The White House promoted an edited video on Wednesday to justify revoking Jim Acosta's press badge following the CNN reporter's questioning of President Donald Trump earlier that day. The video was earlier shared by the editor of InfoWars, whose founder has pushed conspiracy theories that the 2012 Sandy Hook shooting never occurred.
The video was tweeted Wednesday night by White House press secretary Sarah Sanders, claiming that Acosta's "inappropriate behavior" is "clearly documented in this video."
As controversy stirred over the video, Sanders on Thursday continued her defense.
"The question is: did the reporter make contact or not? The video is clear, he did.

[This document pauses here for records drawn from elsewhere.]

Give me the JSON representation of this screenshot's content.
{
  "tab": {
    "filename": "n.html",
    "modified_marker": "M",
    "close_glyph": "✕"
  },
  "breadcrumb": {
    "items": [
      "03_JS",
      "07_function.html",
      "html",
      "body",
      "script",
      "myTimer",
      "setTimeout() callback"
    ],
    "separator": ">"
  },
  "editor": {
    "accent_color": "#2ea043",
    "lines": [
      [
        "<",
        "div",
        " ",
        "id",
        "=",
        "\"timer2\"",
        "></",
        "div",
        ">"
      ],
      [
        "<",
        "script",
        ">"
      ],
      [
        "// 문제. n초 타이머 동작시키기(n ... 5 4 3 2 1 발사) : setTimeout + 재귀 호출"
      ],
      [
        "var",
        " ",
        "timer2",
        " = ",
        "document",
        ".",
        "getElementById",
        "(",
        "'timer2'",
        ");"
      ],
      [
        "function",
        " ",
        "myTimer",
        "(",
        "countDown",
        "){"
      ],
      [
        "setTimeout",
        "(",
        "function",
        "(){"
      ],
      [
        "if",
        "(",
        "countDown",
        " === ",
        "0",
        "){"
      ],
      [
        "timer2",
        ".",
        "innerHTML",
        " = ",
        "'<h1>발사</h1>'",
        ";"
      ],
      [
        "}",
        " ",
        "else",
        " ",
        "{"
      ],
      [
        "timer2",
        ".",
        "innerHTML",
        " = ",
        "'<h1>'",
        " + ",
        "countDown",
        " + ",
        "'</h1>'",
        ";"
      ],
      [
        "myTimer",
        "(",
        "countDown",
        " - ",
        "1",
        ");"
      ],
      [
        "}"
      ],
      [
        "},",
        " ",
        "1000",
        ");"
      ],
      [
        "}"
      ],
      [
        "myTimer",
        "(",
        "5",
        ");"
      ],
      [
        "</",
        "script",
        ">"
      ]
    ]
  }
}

We stand by our statement," she said.
The video from Sanders' tweet purports to show a moment from a Wednesday exchange between Acosta and Trump, in which Acosta persisted in asking the president about the ongoing Russia investigation amid Trump's repeated refusals to answer.
In footage of the incident earlier published by NBC and others, a White House intern attempts to take the microphone out of Acosta's right hand, during which Acosta appears to lower his left hand to block the woman while apologizing, "Pardon me, ma'am."
But in the video posted by Sanders, Acosta's arm movement is sped up, making his apparent block appear more aggressive —– a fact noted by many respondents to Sanders' tweet.
Within hours, videos comparing earlier footage and the video from Sanders' tweet showed a discrepancy when those moments of the White House-released video failed to match up to original footage.
"The clip being shared by the WH Press Secretary and Infowars has been slowed down then sped up to create the illusion of a karate chop," said Aymann Ismail, a video producer for Slate, in a series of tweets, adding that the "the intern's reach for the mic is slowed down, and the 'chop' motion is accelerated.
Paul Joseph Watson, the InfoWars editor who shared the video before Sanders did, later argued that he did not "speed up" the video but "merely zoomed in."
Media from InfoWars has previously been banned from Apple, Facebook, YouTube and Spotify after being classified as hate speech.
Despite Watson's claim, an in-depth analysis of the footage from Tom Richell, a video producer at The Independent, reports the precise frames where the video was edited.
"We know the video has been edited in some way," he said. "There's a very slight pause ... Who made that edit, though, and for what reason — that's what we don't know."
Follow Josh Hafner on Twitter: @joshhafner